### [LISTED RECORDS]
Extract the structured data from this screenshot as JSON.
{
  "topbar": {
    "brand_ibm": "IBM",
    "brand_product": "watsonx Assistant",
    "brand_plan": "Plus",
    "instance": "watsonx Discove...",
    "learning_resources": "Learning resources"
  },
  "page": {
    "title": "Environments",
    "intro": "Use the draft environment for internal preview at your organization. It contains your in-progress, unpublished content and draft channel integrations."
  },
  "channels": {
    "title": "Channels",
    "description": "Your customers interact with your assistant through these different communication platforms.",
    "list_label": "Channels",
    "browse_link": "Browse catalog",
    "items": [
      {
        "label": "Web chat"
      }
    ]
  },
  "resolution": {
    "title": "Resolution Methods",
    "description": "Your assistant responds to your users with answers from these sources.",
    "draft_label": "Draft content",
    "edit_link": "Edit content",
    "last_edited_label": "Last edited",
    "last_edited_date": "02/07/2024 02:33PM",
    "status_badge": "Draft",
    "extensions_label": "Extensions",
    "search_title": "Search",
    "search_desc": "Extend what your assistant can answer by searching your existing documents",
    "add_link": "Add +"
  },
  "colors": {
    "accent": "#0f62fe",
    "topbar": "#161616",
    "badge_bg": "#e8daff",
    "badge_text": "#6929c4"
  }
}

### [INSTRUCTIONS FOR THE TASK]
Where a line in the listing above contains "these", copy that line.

### [WRITTEN REPLY]
    "description": "Your customers interact with your assistant through these different communication platforms.",
    "description": "Your assistant responds to your users with answers from these sources.",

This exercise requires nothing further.